STORED DATA: Begin

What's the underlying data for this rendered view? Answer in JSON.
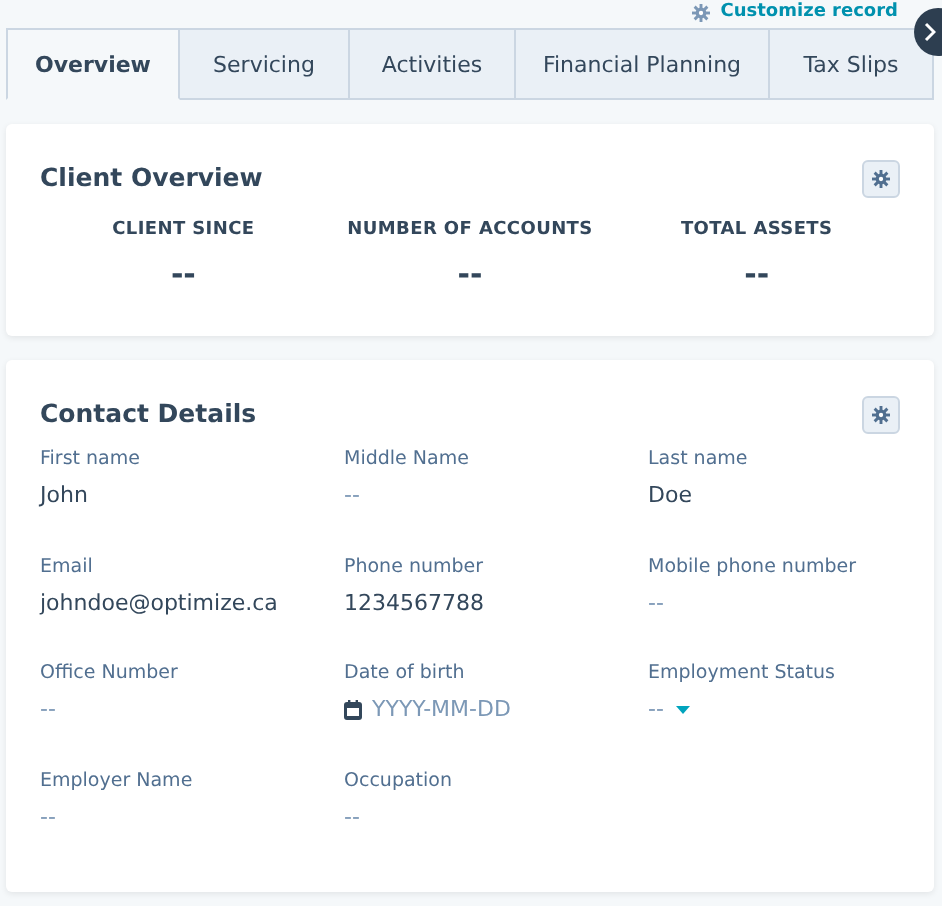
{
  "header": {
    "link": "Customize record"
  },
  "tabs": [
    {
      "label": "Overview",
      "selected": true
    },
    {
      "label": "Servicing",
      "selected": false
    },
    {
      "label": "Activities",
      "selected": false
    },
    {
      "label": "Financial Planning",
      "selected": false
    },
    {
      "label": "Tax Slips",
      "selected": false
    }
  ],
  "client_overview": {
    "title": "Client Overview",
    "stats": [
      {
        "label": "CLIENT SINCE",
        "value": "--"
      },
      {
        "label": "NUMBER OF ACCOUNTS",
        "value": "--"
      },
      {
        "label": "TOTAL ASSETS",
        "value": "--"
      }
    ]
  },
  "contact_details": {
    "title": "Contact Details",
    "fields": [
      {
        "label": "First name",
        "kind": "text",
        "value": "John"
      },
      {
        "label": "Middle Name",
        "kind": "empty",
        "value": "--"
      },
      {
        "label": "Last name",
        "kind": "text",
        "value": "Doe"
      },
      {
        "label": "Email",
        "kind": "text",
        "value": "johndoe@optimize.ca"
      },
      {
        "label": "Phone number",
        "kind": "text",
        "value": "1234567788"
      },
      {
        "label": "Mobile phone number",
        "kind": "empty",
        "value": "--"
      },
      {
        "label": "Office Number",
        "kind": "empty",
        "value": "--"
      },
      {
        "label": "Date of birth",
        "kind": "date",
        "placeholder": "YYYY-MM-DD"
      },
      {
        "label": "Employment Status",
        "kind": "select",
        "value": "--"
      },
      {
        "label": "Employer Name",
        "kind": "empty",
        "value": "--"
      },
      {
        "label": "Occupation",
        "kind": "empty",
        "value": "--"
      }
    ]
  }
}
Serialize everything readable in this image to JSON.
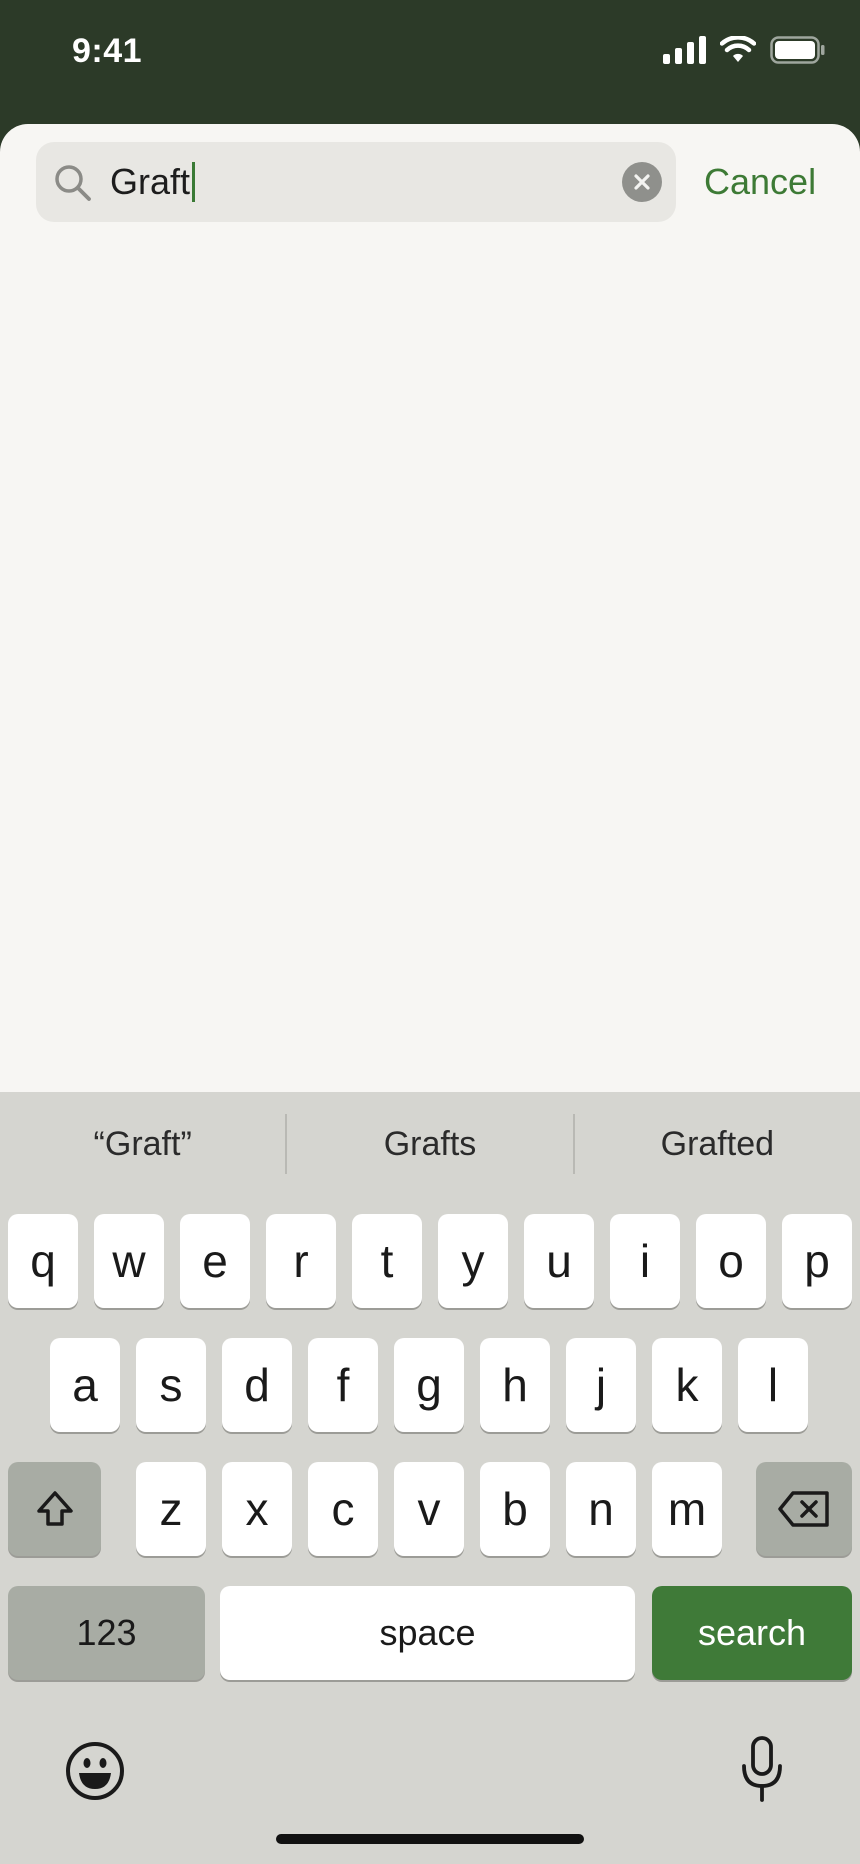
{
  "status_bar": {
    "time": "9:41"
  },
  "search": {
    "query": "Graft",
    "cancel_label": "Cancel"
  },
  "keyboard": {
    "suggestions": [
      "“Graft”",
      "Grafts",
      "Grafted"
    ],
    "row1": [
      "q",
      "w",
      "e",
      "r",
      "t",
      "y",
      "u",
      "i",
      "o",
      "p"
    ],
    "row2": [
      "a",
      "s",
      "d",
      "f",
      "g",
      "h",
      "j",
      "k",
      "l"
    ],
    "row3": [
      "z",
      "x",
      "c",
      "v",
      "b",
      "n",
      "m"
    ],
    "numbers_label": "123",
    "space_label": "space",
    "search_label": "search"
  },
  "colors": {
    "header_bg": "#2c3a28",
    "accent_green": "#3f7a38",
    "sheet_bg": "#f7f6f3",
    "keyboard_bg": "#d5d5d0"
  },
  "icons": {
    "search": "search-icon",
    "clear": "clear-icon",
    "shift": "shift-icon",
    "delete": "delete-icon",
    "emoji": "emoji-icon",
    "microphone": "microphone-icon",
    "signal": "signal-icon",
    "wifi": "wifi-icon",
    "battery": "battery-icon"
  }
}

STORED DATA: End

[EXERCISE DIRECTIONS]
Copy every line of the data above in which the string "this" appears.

[RESPONSE BELOW]
What's the underlying data for this rendered view? Answer in JSON.
Serialize everything readable in this image to JSON.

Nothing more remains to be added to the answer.